[Stored entries]
☆ ☆ ☆
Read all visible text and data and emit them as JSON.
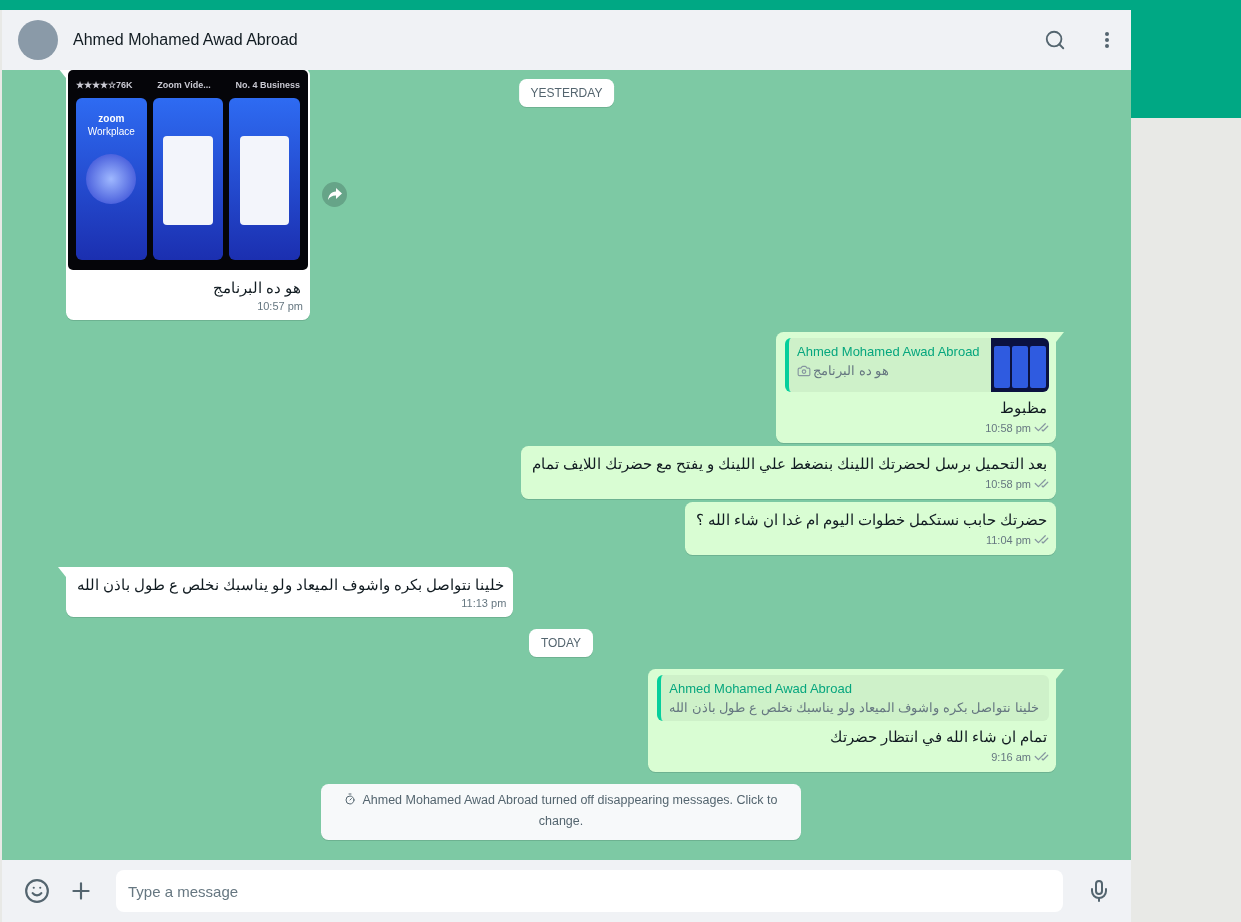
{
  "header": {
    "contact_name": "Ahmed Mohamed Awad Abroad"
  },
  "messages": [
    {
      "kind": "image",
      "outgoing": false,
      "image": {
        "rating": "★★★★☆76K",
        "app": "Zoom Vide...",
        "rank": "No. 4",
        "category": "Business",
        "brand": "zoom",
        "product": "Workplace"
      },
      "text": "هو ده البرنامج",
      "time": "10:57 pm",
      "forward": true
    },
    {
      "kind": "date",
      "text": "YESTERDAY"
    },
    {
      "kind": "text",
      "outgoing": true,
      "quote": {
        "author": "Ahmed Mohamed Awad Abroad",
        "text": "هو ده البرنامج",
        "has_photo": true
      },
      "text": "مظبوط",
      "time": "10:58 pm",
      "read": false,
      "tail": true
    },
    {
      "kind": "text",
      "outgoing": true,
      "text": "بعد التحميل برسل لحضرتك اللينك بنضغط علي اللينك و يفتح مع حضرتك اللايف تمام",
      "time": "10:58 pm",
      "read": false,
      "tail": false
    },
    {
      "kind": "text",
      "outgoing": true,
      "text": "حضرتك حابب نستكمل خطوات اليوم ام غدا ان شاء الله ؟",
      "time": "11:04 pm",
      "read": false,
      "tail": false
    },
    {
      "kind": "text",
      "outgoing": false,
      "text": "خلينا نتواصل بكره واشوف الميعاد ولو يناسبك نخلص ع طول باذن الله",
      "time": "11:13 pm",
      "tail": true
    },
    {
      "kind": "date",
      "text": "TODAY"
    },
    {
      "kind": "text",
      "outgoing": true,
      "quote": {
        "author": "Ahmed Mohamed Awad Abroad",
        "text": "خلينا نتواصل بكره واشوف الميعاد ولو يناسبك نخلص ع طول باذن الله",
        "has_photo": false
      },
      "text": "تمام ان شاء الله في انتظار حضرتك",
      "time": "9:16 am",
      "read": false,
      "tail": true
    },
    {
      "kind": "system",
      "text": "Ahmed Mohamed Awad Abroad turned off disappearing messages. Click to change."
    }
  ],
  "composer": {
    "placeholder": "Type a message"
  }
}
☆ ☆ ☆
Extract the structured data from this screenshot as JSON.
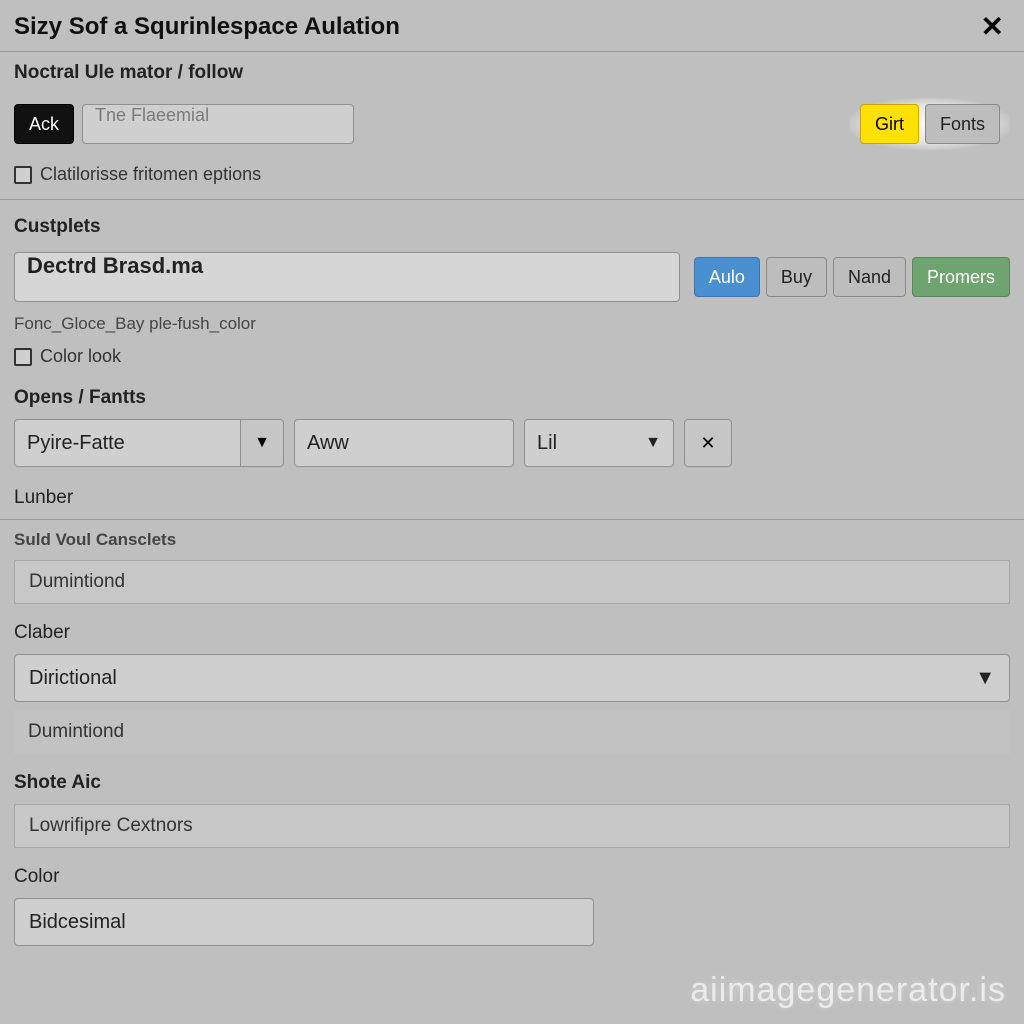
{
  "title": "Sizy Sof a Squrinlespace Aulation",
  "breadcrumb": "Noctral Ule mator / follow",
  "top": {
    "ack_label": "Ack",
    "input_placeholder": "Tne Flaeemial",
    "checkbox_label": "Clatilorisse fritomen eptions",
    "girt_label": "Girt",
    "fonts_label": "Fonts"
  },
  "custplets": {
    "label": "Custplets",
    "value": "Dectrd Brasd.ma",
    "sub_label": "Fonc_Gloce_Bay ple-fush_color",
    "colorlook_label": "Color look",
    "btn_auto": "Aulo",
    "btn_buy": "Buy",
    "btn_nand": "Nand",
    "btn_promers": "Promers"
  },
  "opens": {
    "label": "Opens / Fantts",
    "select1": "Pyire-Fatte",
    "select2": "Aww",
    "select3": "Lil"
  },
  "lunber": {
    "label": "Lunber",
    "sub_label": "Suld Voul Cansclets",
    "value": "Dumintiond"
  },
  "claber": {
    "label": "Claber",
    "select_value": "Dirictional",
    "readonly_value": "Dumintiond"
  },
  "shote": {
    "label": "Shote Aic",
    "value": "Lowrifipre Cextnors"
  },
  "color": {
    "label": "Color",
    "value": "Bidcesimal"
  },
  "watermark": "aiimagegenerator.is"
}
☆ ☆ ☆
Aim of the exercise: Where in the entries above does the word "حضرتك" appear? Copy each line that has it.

Exercise answer:
      "text": "بعد التحميل برسل لحضرتك اللينك بنضغط علي اللينك و يفتح مع حضرتك اللايف تمام",
      "text": "حضرتك حابب نستكمل خطوات اليوم ام غدا ان شاء الله ؟",
      "text": "تمام ان شاء الله في انتظار حضرتك",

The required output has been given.